What You Need to Know About Exercising with Carpal Tunnel Syndrome Post Pregnancy

Eliza Flynn
Eliza Flynn

Eliza has worked with hundreds of women, helping them reconnect and rediscover respect for their bodies. She can often be seen running with other mums at local Park Runs, training mums for their first obstacle course race or getting mums together to try out new fitness classes.

Carpal Tunnel Syndrome Post Pregnancy

Carpal tunnel syndrome (CTS) can make doing the simplest tasks such as lifting saucepans of food, typing or even doing up buttons painful. So can you even exercise? The answer is yes, but with some modifications. 

If your wrists and around your thumb and first two fingers are feeling achy, tingly, painful or numb, you might be suffering from CTS. This usually starts during your second or third trimester as the median nerve, which runs down your wrist through the carpal tunnel, gets compressed because of oedema (a build-up of fluid). For most women symptoms disappear about 3 months after they have had their baby. 

It’s thought that 60% of women suffer from CTS during pregnancy and it can affect either one or both hands, with symptoms ranging from mild to severe. Exercising with CTS can be tricky, but it’s definitely not impossible. The main thing is to know how to modify your workouts. 

Things to Avoid While Exercising 

• Wrist flexion (bending the palm of your hand down towards your wrist) 

• Putting excessive pressure on your wrists. This can rule out a lot of strength and resistance work, as well as positions on all fours 

Be Aware of What Your Body Is Telling You 

Listen to your body. If the pain is getting worse, stop and rest your wrist. Try and keep it elevated and, if you can, ice it after your workout. This is especially important if you’re in a group class. Don’t be competitive! 

Things to Stick to 

• Workouts which don’t use heavy weights or resistance bands 

• Movements which keep your hands, wrists and forearm in a straight line. For example, upright rows or shoulder presses with a light weight might not exacerbate your condition. 

• Equipment-free cardio workouts 

• Exercises which avoid pressure on your wrist. For example, if you’re doing exercises on all fours, try and come down onto your elbows and forearms instead. 

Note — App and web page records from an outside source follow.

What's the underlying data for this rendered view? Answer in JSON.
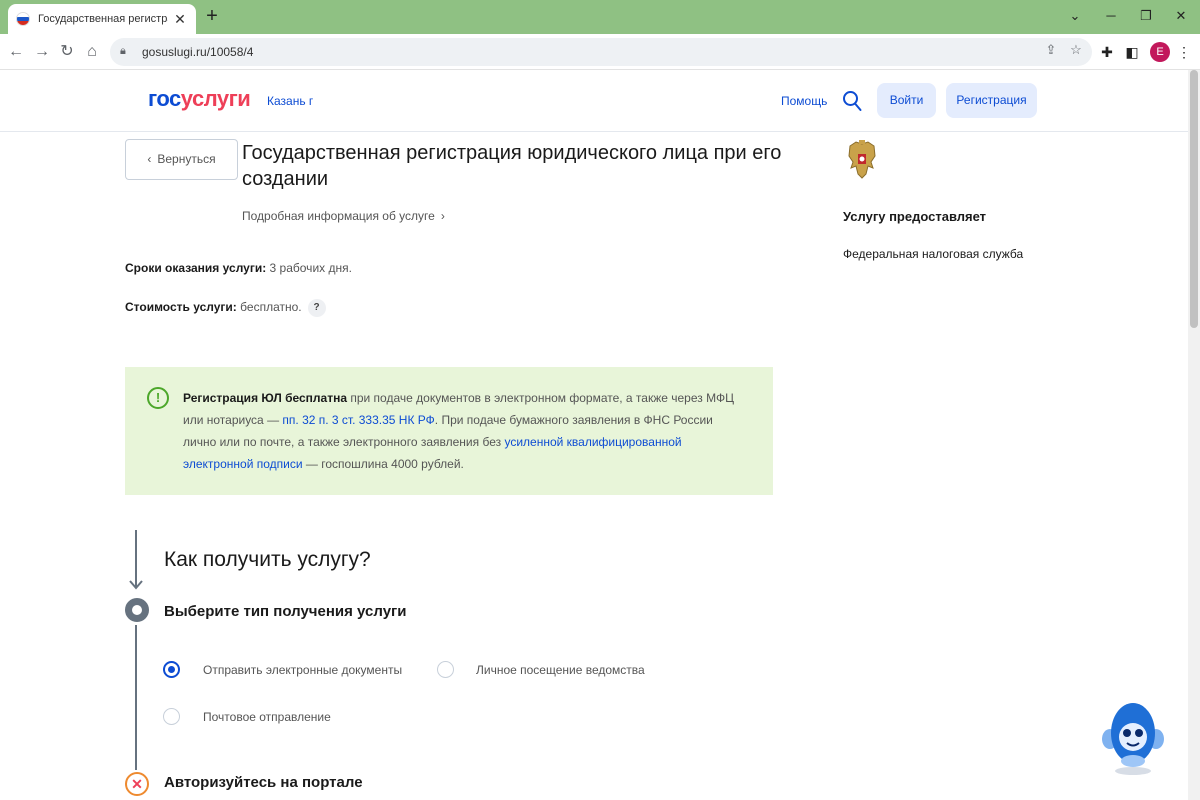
{
  "browser": {
    "tab_title": "Государственная регистрация юр",
    "url": "gosuslugi.ru/10058/4",
    "profile_letter": "E"
  },
  "header": {
    "logo_part1": "гос",
    "logo_part2": "услуги",
    "city": "Казань г",
    "help": "Помощь",
    "login": "Войти",
    "register": "Регистрация"
  },
  "main": {
    "back": "Вернуться",
    "title": "Государственная регистрация юридического лица при его создании",
    "more_info": "Подробная информация об услуге",
    "term_label": "Сроки оказания услуги:",
    "term_value": "3 рабочих дня.",
    "cost_label": "Стоимость услуги:",
    "cost_value": "бесплатно.",
    "cost_help": "?"
  },
  "notice": {
    "bold": "Регистрация ЮЛ бесплатна",
    "text1": " при подаче документов в электронном формате, а также через МФЦ или нотариуса — ",
    "link1": "пп. 32 п. 3 ст. 333.35 НК РФ",
    "text2": ". При подаче бумажного заявления в ФНС России лично или по почте, а также электронного заявления без ",
    "link2": "усиленной квалифицированной электронной подписи",
    "text3": " — госпошлина 4000 рублей."
  },
  "how": {
    "title": "Как получить услугу?",
    "step1_title": "Выберите тип получения услуги",
    "options": [
      {
        "label": "Отправить электронные документы",
        "selected": true
      },
      {
        "label": "Личное посещение ведомства",
        "selected": false
      },
      {
        "label": "Почтовое отправление",
        "selected": false
      }
    ],
    "step2_title": "Авторизуйтесь на портале"
  },
  "provider": {
    "title": "Услугу предоставляет",
    "name": "Федеральная налоговая служба"
  },
  "colors": {
    "brand_blue": "#0d4cd3",
    "brand_red": "#ee3f58",
    "notice_bg": "#e8f5d9",
    "tab_bar": "#8fc183"
  }
}
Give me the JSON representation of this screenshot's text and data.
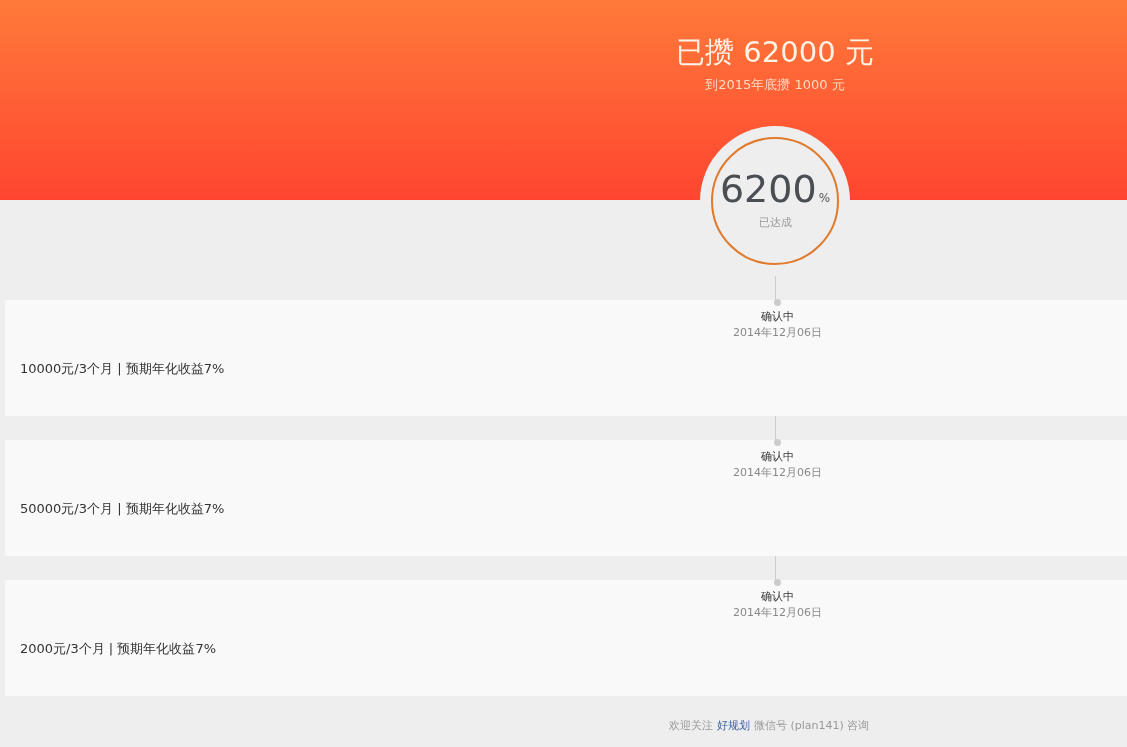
{
  "header": {
    "title": "已攒 62000 元",
    "subtitle": "到2015年底攒 1000 元"
  },
  "progress": {
    "value": "6200",
    "unit": "%",
    "label": "已达成"
  },
  "items": [
    {
      "status": "确认中",
      "date": "2014年12月06日",
      "description": "10000元/3个月 | 预期年化收益7%"
    },
    {
      "status": "确认中",
      "date": "2014年12月06日",
      "description": "50000元/3个月 | 预期年化收益7%"
    },
    {
      "status": "确认中",
      "date": "2014年12月06日",
      "description": "2000元/3个月 | 预期年化收益7%"
    }
  ],
  "footer": {
    "text_before": "欢迎关注",
    "link": "好规划",
    "text_after": "微信号 (plan141) 咨询"
  }
}
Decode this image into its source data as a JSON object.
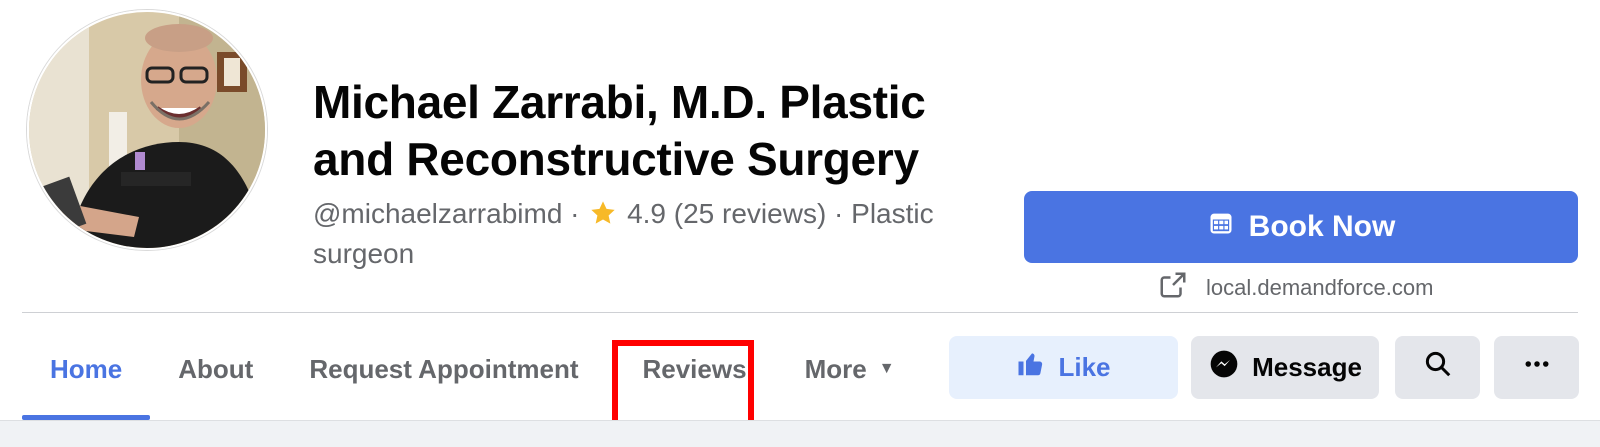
{
  "profile": {
    "name": "Michael Zarrabi, M.D. Plastic and Reconstructive Surgery",
    "handle": "@michaelzarrabimd",
    "separator": "·",
    "rating": "4.9",
    "reviews_text": "(25 reviews)",
    "category": "Plastic surgeon",
    "avatar_icon": "profile-photo",
    "star_icon": "star-icon",
    "star_color": "#f7b928"
  },
  "cta": {
    "book_label": "Book Now",
    "book_icon": "calendar-icon",
    "website": "local.demandforce.com",
    "website_icon": "external-link-icon",
    "color": "#4a74e2"
  },
  "tabs": [
    {
      "label": "Home",
      "active": true
    },
    {
      "label": "About",
      "active": false
    },
    {
      "label": "Request Appointment",
      "active": false
    },
    {
      "label": "Reviews",
      "active": false,
      "highlighted": true
    },
    {
      "label": "More",
      "active": false,
      "dropdown": true
    }
  ],
  "actions": {
    "like_label": "Like",
    "like_icon": "thumbs-up-icon",
    "message_label": "Message",
    "message_icon": "messenger-icon",
    "search_icon": "search-icon",
    "more_icon": "ellipsis-icon"
  },
  "highlight_color": "#ff0000"
}
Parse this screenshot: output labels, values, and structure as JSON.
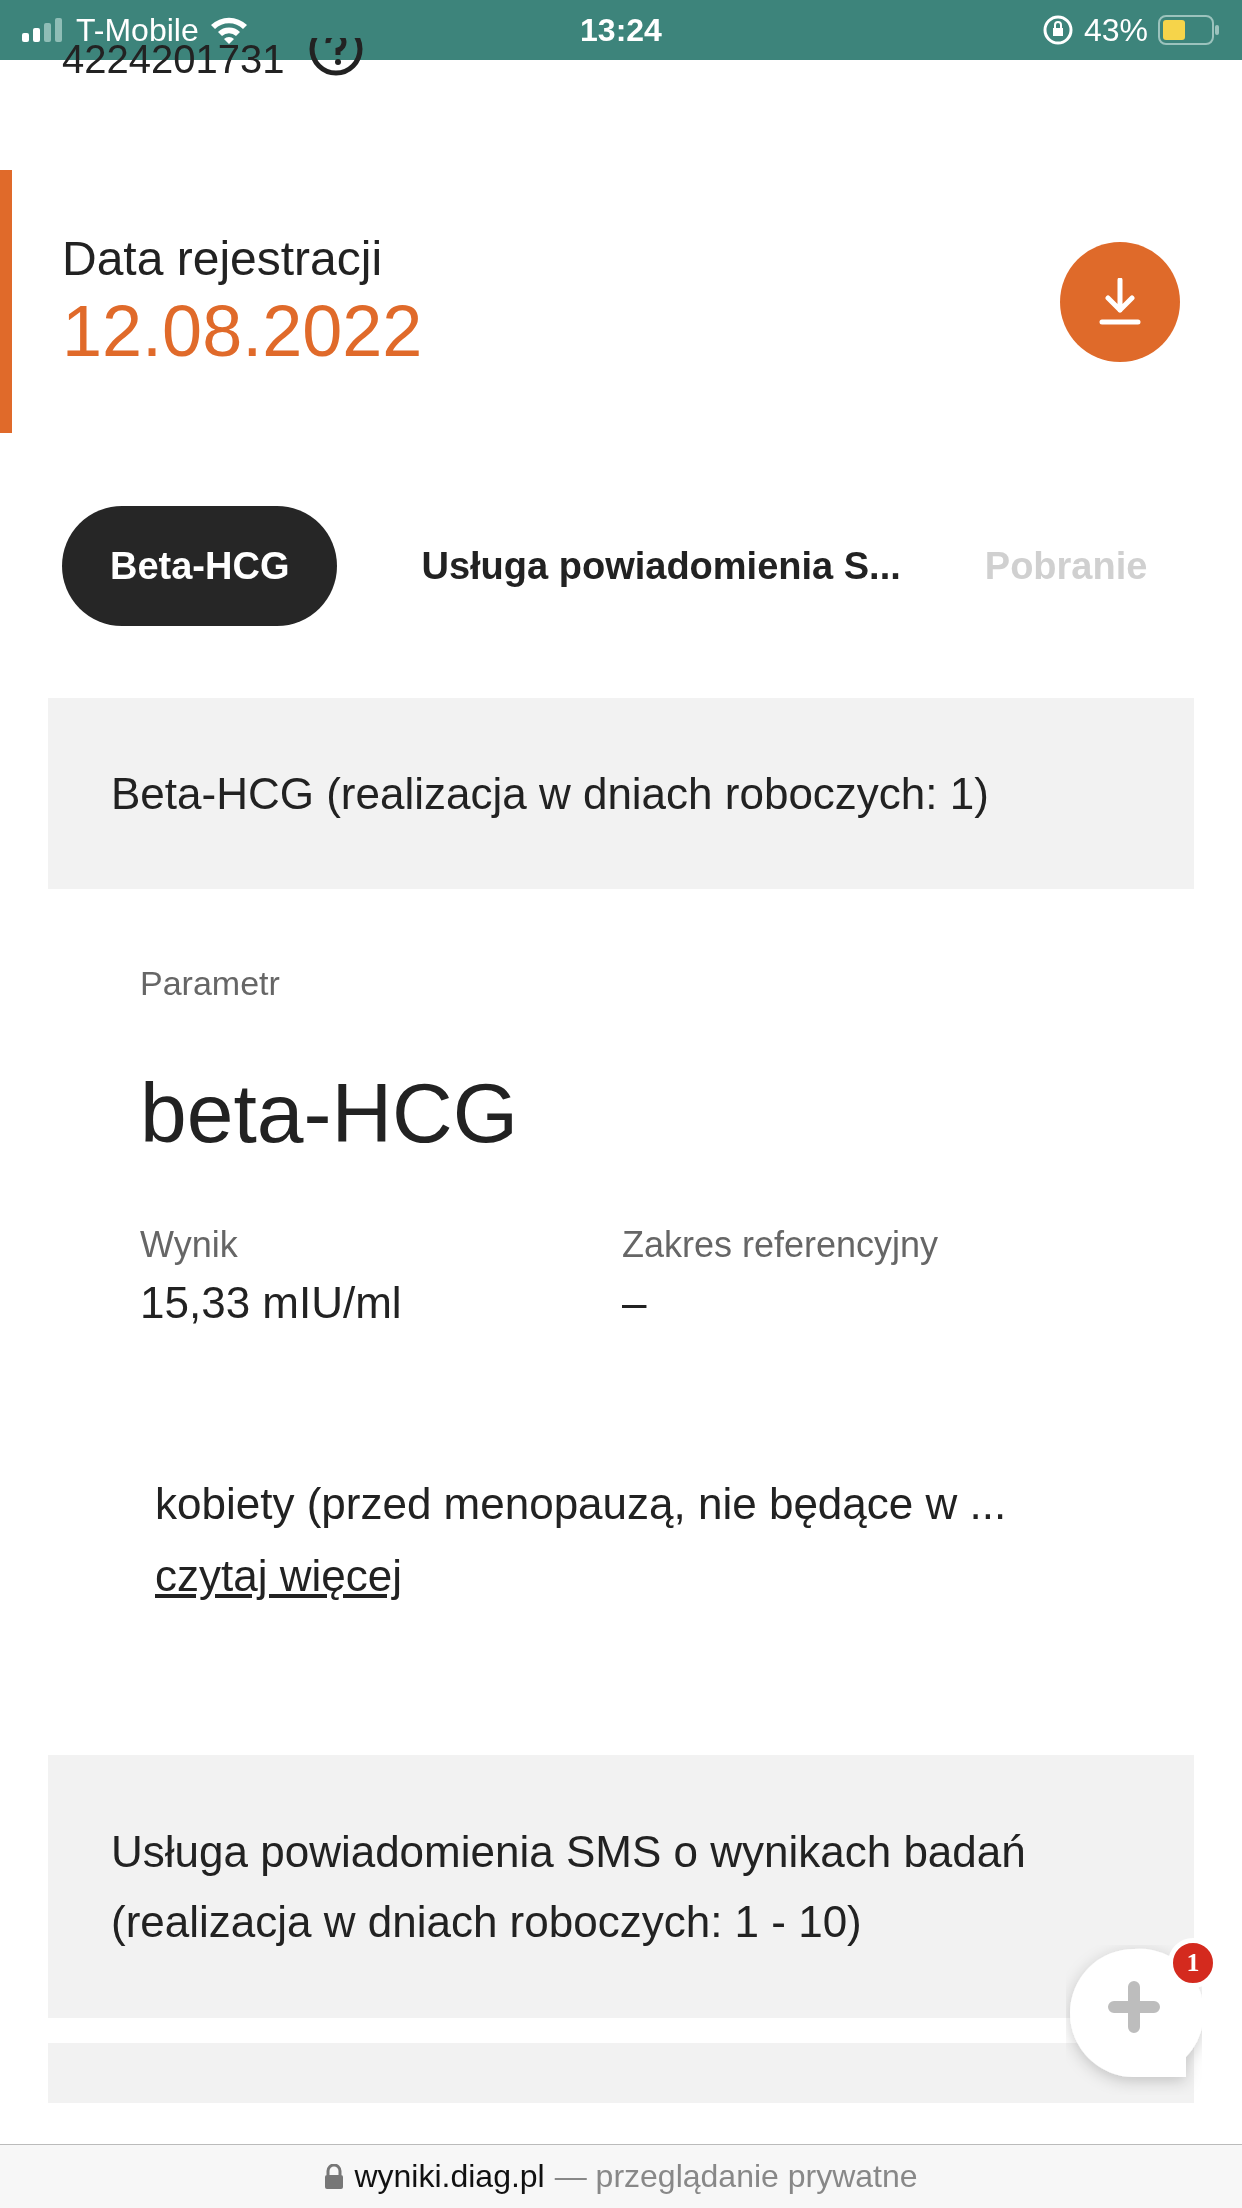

You can also use blocks to help reduce pressure. 

The most important thing is to avoid anything which will increase the pain. If you’re working out at home, be sensible and modify or skip an exercise. If you’re at a pre or postnatal fitness class or with a personal trainer, they should be able to advise you on how to adapt your exercises. 

Led by a team of maternal health experts, all women, mostly mothers, Biamother believes a healthy baby begins with a healthy mum. On the Biamother app find personalised guidance to help you eat, move and feel your best, as well as video workouts you can do at home that adapt to your changing body and needs. You can also chat one-on-one with your very own fitness coach. The app is free to download for 14 days on the Apple App Store (Google Play Store coming soon).